However, my head was turned 360 degrees after hearing one particular heart-warming story in which my friend helped a desperate couple.

The couple’s lives were being made a misery after their son, who suffers from autism, was sent to the wrong school which seriously affected his behaviour at home making him very difficult to control. I believe this is common in such cases.

The local authority insisted his needs were being met at this school, but the couple and their doctor knew otherwise.

Despite recommendations from their GP, he was stuck in a classroom with other children who had different learning difficulties.

Because the poor child wasn’t being stimulated as he should have been, his behaviour deteriorated dramatically pushing his parents to their wits’ end.
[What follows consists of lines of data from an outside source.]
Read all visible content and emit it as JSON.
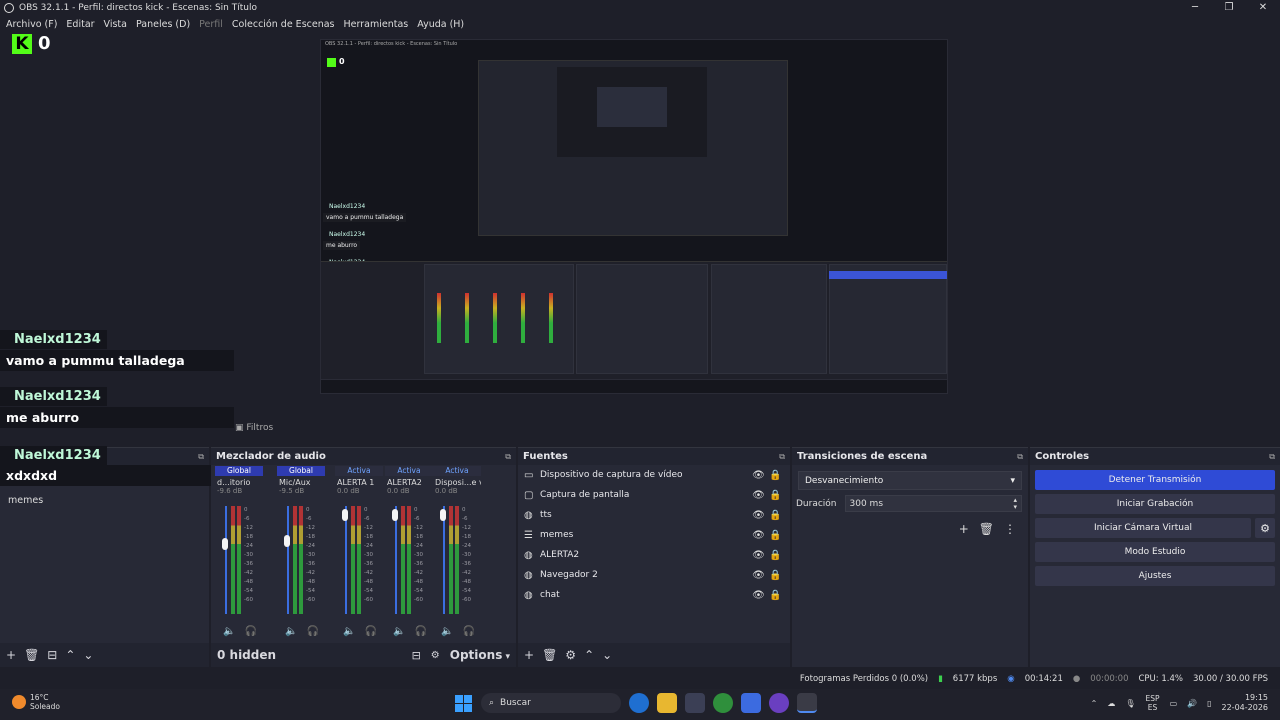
{
  "window": {
    "title": "OBS 32.1.1 - Perfil: directos kick - Escenas: Sin Título",
    "controls": [
      "─",
      "❐",
      "✕"
    ]
  },
  "menu": [
    "Archivo (F)",
    "Editar",
    "Vista",
    "Paneles (D)",
    "Perfil",
    "Colección de Escenas",
    "Herramientas",
    "Ayuda (H)"
  ],
  "overlay": {
    "kick_count": "0",
    "kick_letter": "K",
    "nested_title": "OBS 32.1.1 - Perfil: directos kick - Escenas: Sin Título",
    "chat": [
      {
        "user": "Naelxd1234",
        "message": "vamo a pummu talladega"
      },
      {
        "user": "Naelxd1234",
        "message": "me aburro"
      },
      {
        "user": "Naelxd1234",
        "message": "xdxdxd"
      }
    ]
  },
  "scenes": {
    "filters_label": "Filtros",
    "items": [
      "memes"
    ]
  },
  "mixer": {
    "title": "Mezclador de audio",
    "strips": [
      {
        "head": "Global",
        "name": "d...itorio",
        "db": "-9.6 dB",
        "level": 0.3
      },
      {
        "head": "Global",
        "name": "Mic/Aux",
        "db": "-9.5 dB",
        "level": 0.27
      },
      {
        "head": "Activa",
        "name": "ALERTA 1",
        "db": "0.0 dB",
        "level": 0.03
      },
      {
        "head": "Activa",
        "name": "ALERTA2",
        "db": "0.0 dB",
        "level": 0.03
      },
      {
        "head": "Activa",
        "name": "Disposi...e video",
        "db": "0.0 dB",
        "level": 0.03
      }
    ],
    "ticks": [
      "0",
      "-6",
      "-12",
      "-18",
      "-24",
      "-30",
      "-36",
      "-42",
      "-48",
      "-54",
      "-60"
    ],
    "hidden": "0 hidden",
    "options": "Options"
  },
  "sources": {
    "title": "Fuentes",
    "items": [
      {
        "icon": "display",
        "label": "Dispositivo de captura de vídeo"
      },
      {
        "icon": "monitor",
        "label": "Captura de pantalla"
      },
      {
        "icon": "globe",
        "label": "tts"
      },
      {
        "icon": "list",
        "label": "memes"
      },
      {
        "icon": "globe",
        "label": "ALERTA2"
      },
      {
        "icon": "globe",
        "label": "Navegador 2"
      },
      {
        "icon": "globe",
        "label": "chat"
      }
    ]
  },
  "transitions": {
    "title": "Transiciones de escena",
    "selected": "Desvanecimiento",
    "duration_label": "Duración",
    "duration_value": "300 ms"
  },
  "controls": {
    "title": "Controles",
    "stop_stream": "Detener Transmisión",
    "start_record": "Iniciar Grabación",
    "start_virtualcam": "Iniciar Cámara Virtual",
    "studio_mode": "Modo Estudio",
    "settings": "Ajustes"
  },
  "status": {
    "dropped_frames": "Fotogramas Perdidos 0 (0.0%)",
    "bitrate": "6177 kbps",
    "stream_time": "00:14:21",
    "record_time": "00:00:00",
    "cpu": "CPU: 1.4%",
    "fps": "30.00 / 30.00 FPS"
  },
  "taskbar": {
    "temperature": "16°C",
    "weather": "Soleado",
    "search": "Buscar",
    "lang_top": "ESP",
    "lang_bottom": "ES",
    "time": "19:15",
    "date": "22-04-2026"
  },
  "colors": {
    "accent_blue": "#2f4bd6",
    "kick_green": "#53fc18",
    "meter_green": "#2fae3e"
  }
}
Out of desperation, after trying numerous other avenues, one of the parents turned up at a quiet community council meeting one cold Thursday just before Christmas.

After hearing their plight my friend took it upon himself to valiantly fight their cause and helped to turn their lives around.

With the help of the community council, they researched the boy’s condition, questioned the council’s decision and demanded his case be reviewed by autism specialists at the New Struan Centre in Alloa.

The council finally relented under the pressure, the boy was examined by experts who asserted that Struan was the best place for him.

A month later he was settled at the school, sometimes staying overnight giving his frazzled parents much respite.

His behaviour changed almost overnight and the youngster is developing amazingly in his new surroundings.

His parents can’t thank my friend enough for changing their lives for the better.

Now who would have thought a trip to the community council could be life-changing?

I can now see that people become community councillors because they care deeply about the people in their communities and my friend’s gallantry has also put a wee twinkle in my eye.